*Problem to work on*
All lines in the material containing the word "icon" need to be copied.

━━━━━━━━━━━━━━━━━━━━━━━━━━━━━━

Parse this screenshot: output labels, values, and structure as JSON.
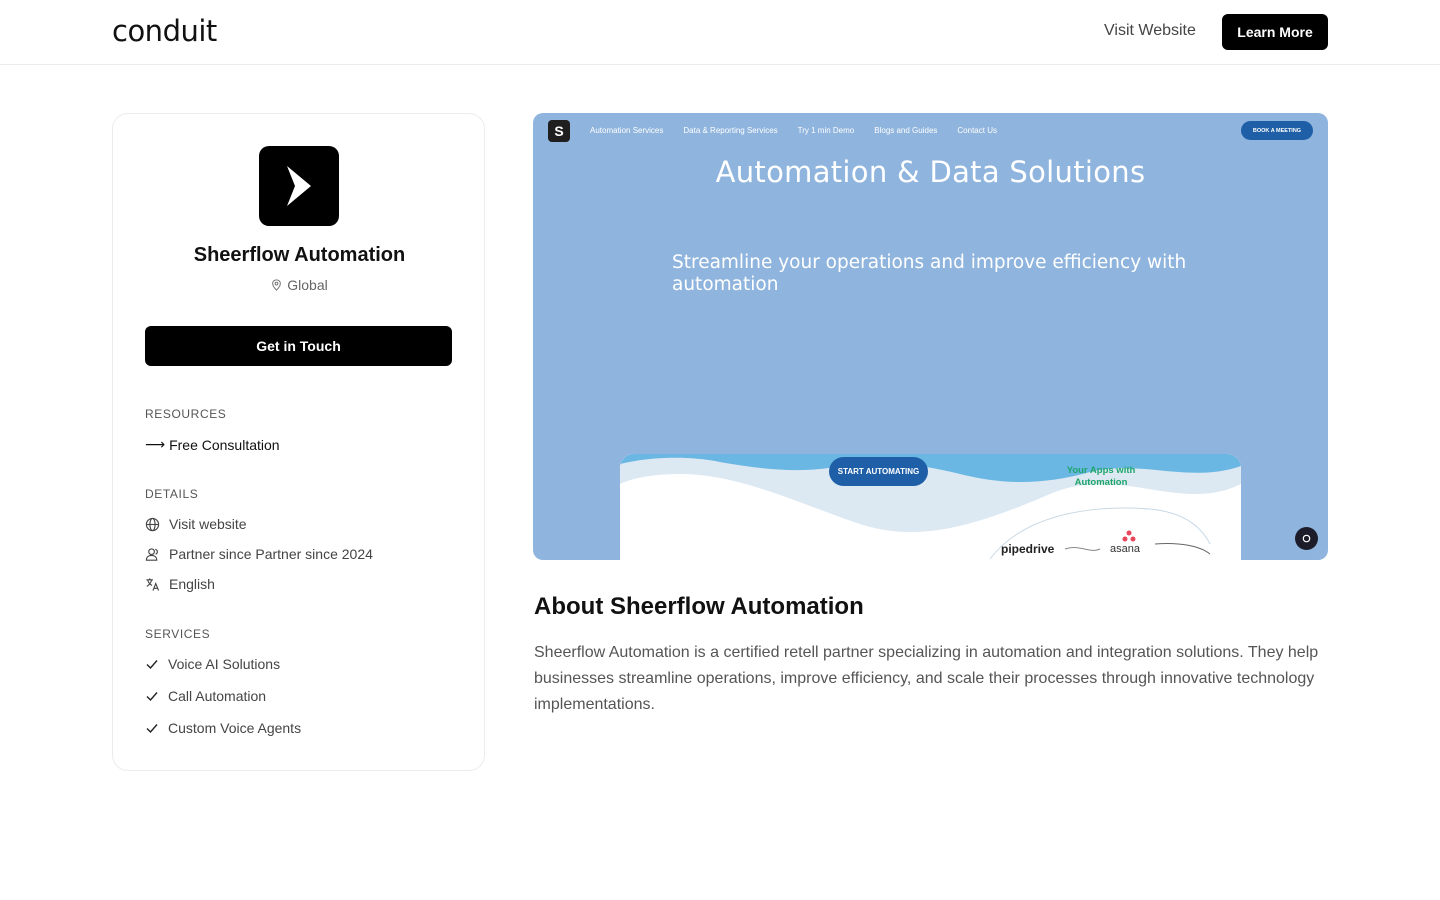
{
  "header": {
    "logo": "conduit",
    "visit_link": "Visit Website",
    "learn_button": "Learn More"
  },
  "partner": {
    "name": "Sheerflow Automation",
    "location": "Global",
    "cta": "Get in Touch",
    "avatar_icon": "chevron-right-icon"
  },
  "resources": {
    "title": "RESOURCES",
    "items": [
      {
        "arrow": "⟶",
        "label": "Free Consultation"
      }
    ]
  },
  "details": {
    "title": "DETAILS",
    "items": [
      {
        "icon": "globe-icon",
        "label": "Visit website"
      },
      {
        "icon": "user-group-icon",
        "label": "Partner since Partner since 2024"
      },
      {
        "icon": "translate-icon",
        "label": "English"
      }
    ]
  },
  "services": {
    "title": "SERVICES",
    "items": [
      {
        "icon": "check-icon",
        "label": "Voice AI Solutions"
      },
      {
        "icon": "check-icon",
        "label": "Call Automation"
      },
      {
        "icon": "check-icon",
        "label": "Custom Voice Agents"
      }
    ]
  },
  "screenshot": {
    "logo_letter": "S",
    "nav": [
      "Automation Services",
      "Data & Reporting Services",
      "Try 1 min Demo",
      "Blogs and Guides",
      "Contact Us"
    ],
    "book_button": "BOOK A MEETING",
    "headline": "Automation & Data  Solutions",
    "subheadline": "Streamline your operations and improve efficiency with automation",
    "start_button": "START AUTOMATING",
    "apps_label": "Your Apps with Automation",
    "app_1": "pipedrive",
    "app_2": "asana",
    "background_color": "#8fb4dd",
    "accent_color": "#1f5fa8"
  },
  "about": {
    "title": "About Sheerflow Automation",
    "text": "Sheerflow Automation is a certified retell partner specializing in automation and integration solutions. They help businesses streamline operations, improve efficiency, and scale their processes through innovative technology implementations."
  }
}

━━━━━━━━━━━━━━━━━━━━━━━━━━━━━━

*Response to this exercise*
    "avatar_icon": "chevron-right-icon"
        "icon": "globe-icon",
        "icon": "user-group-icon",
        "icon": "translate-icon",
        "icon": "check-icon",
        "icon": "check-icon",
        "icon": "check-icon",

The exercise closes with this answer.